Apple Drops The Ball, Norton Comes Up With An iPhone Solution
Reading over the Apple discussion forums I came across a post from a concerned iPhone user whose phone was mimicking actions that resembled malware infections they had seen on different PCs running Windows and were symptomatic â€œof 3 well documented viruses/worms on unlocked iPhonesâ€.
The response to these concerns were somewhat depressing, albeit common when the discussion comes up regarding any Apple product and malware:
â€œThere are no viruses that affect or infect OS X which has been available for 10 years now, and the iPhone runs an optimized version of OS X.
Nothing can be installed on an iPhone from a received email, from a received MMS, or from a website except for a photo which can be done manually only, and I haven’t read any reports about malware much less a virus being included with a JPEG file even with that Swiss cheese for security OS that is Windows.
There have been reports about malware (not a virus, which is different from malware) being included with unofficial software downloaded from unknown and untrusted sources which requires a hacked/jailbroken iPhone. A carrier locked iPhone can be hacked/jailbroken to unlock it unofficially, or just to install unofficial software from unknown and untrusted sources.
If you haven’t hacked/jailbroken your iPhone, your iPhone doesn’t have any malware and certainly doesn’t have a virus which is different since there are no viruses that affect or infect OS X on a Mac or on an iPhone.â€1
The possible malware infection risk to jailbroken iPhones has been well documented by Apple and others but so many forget that just a few months ago, Nicolas SeriotÂ showed how an app that had been approved by iTunes and downloaded through the App Store could easily compromise the ownerâ€™s private data using nothing more that the API officially sanctioned by Apple.
In the real world, we call applications that do this malware, plain and simple.

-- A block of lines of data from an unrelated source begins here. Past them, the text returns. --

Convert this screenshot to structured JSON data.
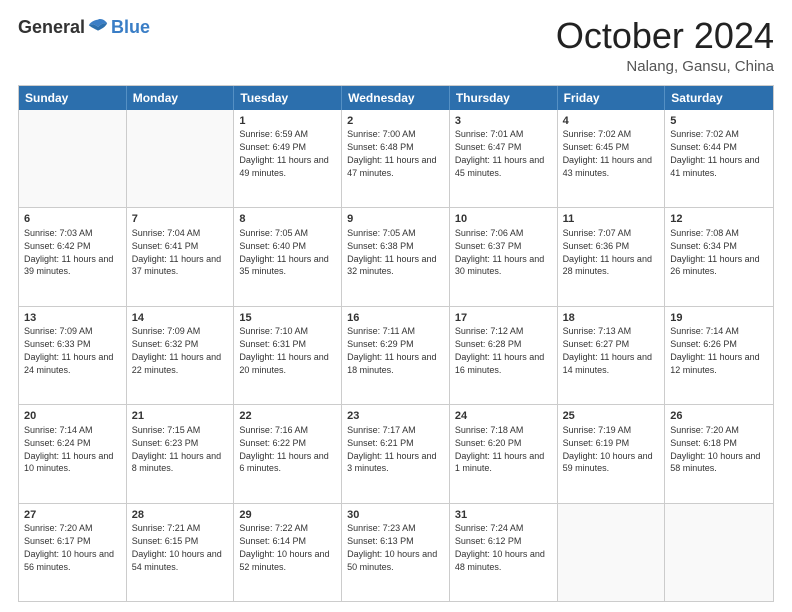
{
  "header": {
    "logo_general": "General",
    "logo_blue": "Blue",
    "month_title": "October 2024",
    "location": "Nalang, Gansu, China"
  },
  "days_of_week": [
    "Sunday",
    "Monday",
    "Tuesday",
    "Wednesday",
    "Thursday",
    "Friday",
    "Saturday"
  ],
  "weeks": [
    [
      {
        "day": "",
        "text": ""
      },
      {
        "day": "",
        "text": ""
      },
      {
        "day": "1",
        "text": "Sunrise: 6:59 AM\nSunset: 6:49 PM\nDaylight: 11 hours and 49 minutes."
      },
      {
        "day": "2",
        "text": "Sunrise: 7:00 AM\nSunset: 6:48 PM\nDaylight: 11 hours and 47 minutes."
      },
      {
        "day": "3",
        "text": "Sunrise: 7:01 AM\nSunset: 6:47 PM\nDaylight: 11 hours and 45 minutes."
      },
      {
        "day": "4",
        "text": "Sunrise: 7:02 AM\nSunset: 6:45 PM\nDaylight: 11 hours and 43 minutes."
      },
      {
        "day": "5",
        "text": "Sunrise: 7:02 AM\nSunset: 6:44 PM\nDaylight: 11 hours and 41 minutes."
      }
    ],
    [
      {
        "day": "6",
        "text": "Sunrise: 7:03 AM\nSunset: 6:42 PM\nDaylight: 11 hours and 39 minutes."
      },
      {
        "day": "7",
        "text": "Sunrise: 7:04 AM\nSunset: 6:41 PM\nDaylight: 11 hours and 37 minutes."
      },
      {
        "day": "8",
        "text": "Sunrise: 7:05 AM\nSunset: 6:40 PM\nDaylight: 11 hours and 35 minutes."
      },
      {
        "day": "9",
        "text": "Sunrise: 7:05 AM\nSunset: 6:38 PM\nDaylight: 11 hours and 32 minutes."
      },
      {
        "day": "10",
        "text": "Sunrise: 7:06 AM\nSunset: 6:37 PM\nDaylight: 11 hours and 30 minutes."
      },
      {
        "day": "11",
        "text": "Sunrise: 7:07 AM\nSunset: 6:36 PM\nDaylight: 11 hours and 28 minutes."
      },
      {
        "day": "12",
        "text": "Sunrise: 7:08 AM\nSunset: 6:34 PM\nDaylight: 11 hours and 26 minutes."
      }
    ],
    [
      {
        "day": "13",
        "text": "Sunrise: 7:09 AM\nSunset: 6:33 PM\nDaylight: 11 hours and 24 minutes."
      },
      {
        "day": "14",
        "text": "Sunrise: 7:09 AM\nSunset: 6:32 PM\nDaylight: 11 hours and 22 minutes."
      },
      {
        "day": "15",
        "text": "Sunrise: 7:10 AM\nSunset: 6:31 PM\nDaylight: 11 hours and 20 minutes."
      },
      {
        "day": "16",
        "text": "Sunrise: 7:11 AM\nSunset: 6:29 PM\nDaylight: 11 hours and 18 minutes."
      },
      {
        "day": "17",
        "text": "Sunrise: 7:12 AM\nSunset: 6:28 PM\nDaylight: 11 hours and 16 minutes."
      },
      {
        "day": "18",
        "text": "Sunrise: 7:13 AM\nSunset: 6:27 PM\nDaylight: 11 hours and 14 minutes."
      },
      {
        "day": "19",
        "text": "Sunrise: 7:14 AM\nSunset: 6:26 PM\nDaylight: 11 hours and 12 minutes."
      }
    ],
    [
      {
        "day": "20",
        "text": "Sunrise: 7:14 AM\nSunset: 6:24 PM\nDaylight: 11 hours and 10 minutes."
      },
      {
        "day": "21",
        "text": "Sunrise: 7:15 AM\nSunset: 6:23 PM\nDaylight: 11 hours and 8 minutes."
      },
      {
        "day": "22",
        "text": "Sunrise: 7:16 AM\nSunset: 6:22 PM\nDaylight: 11 hours and 6 minutes."
      },
      {
        "day": "23",
        "text": "Sunrise: 7:17 AM\nSunset: 6:21 PM\nDaylight: 11 hours and 3 minutes."
      },
      {
        "day": "24",
        "text": "Sunrise: 7:18 AM\nSunset: 6:20 PM\nDaylight: 11 hours and 1 minute."
      },
      {
        "day": "25",
        "text": "Sunrise: 7:19 AM\nSunset: 6:19 PM\nDaylight: 10 hours and 59 minutes."
      },
      {
        "day": "26",
        "text": "Sunrise: 7:20 AM\nSunset: 6:18 PM\nDaylight: 10 hours and 58 minutes."
      }
    ],
    [
      {
        "day": "27",
        "text": "Sunrise: 7:20 AM\nSunset: 6:17 PM\nDaylight: 10 hours and 56 minutes."
      },
      {
        "day": "28",
        "text": "Sunrise: 7:21 AM\nSunset: 6:15 PM\nDaylight: 10 hours and 54 minutes."
      },
      {
        "day": "29",
        "text": "Sunrise: 7:22 AM\nSunset: 6:14 PM\nDaylight: 10 hours and 52 minutes."
      },
      {
        "day": "30",
        "text": "Sunrise: 7:23 AM\nSunset: 6:13 PM\nDaylight: 10 hours and 50 minutes."
      },
      {
        "day": "31",
        "text": "Sunrise: 7:24 AM\nSunset: 6:12 PM\nDaylight: 10 hours and 48 minutes."
      },
      {
        "day": "",
        "text": ""
      },
      {
        "day": "",
        "text": ""
      }
    ]
  ]
}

The common counterpoint to this argument is that there is no malware in the wild that can infect the iPhone OS, which is built on OS X. But as Seriot pointed out, while Appleâ€™s strict controls can keep a lot of the bad out, it certainly canâ€™t keep everything out forever. Give it time and we will start to see malware written for the iPhone because that is where the data/money is.
Symantec seems to be getting an early jump on Smartphone security with their release of Norton Smartphone Security that will be available for smartphones running Android 1.0. The Android version of Smartphone Security works much like the Symbian counterpart. The main focus of the application is to protect user data from being compromised should the phone be lost or stolen. With a simple text message, the user of the missing phone can wipe all data off the phone to protect it from prying eyes. Additionally, it locks up a stolen phone even if the SIM card is removed so the device becomes worthless to anyone who doesnâ€™t know how to unlock it.
What is most impressive about Nortonâ€™s Smartphone Security and the two operating systems that run it, is the fact that they address the need to prevent mobile malware threats. Norton claims that Smartphone Security on both the Symbian and Andriod operating systems:
- Detects and removes threats and forbidden files without affecting your mobile deviceâ€™s performance
- Scans all the files and app updates you download to your mobile device for threats
With so many new threats, like ClickJacking and malvertising, and traditional vulnerabilities, such as SQL Injection and Cross-Site Scripting, it is a relief to see Symbian and Google making an effort to address the need to protect their users. As a happy, and dedicated iPhone user, I hope that Apple follows suit in the near future.
1.Â Â Â NB â€“ This response is not that of an Apple employee but a register user on the Apple discussion forum.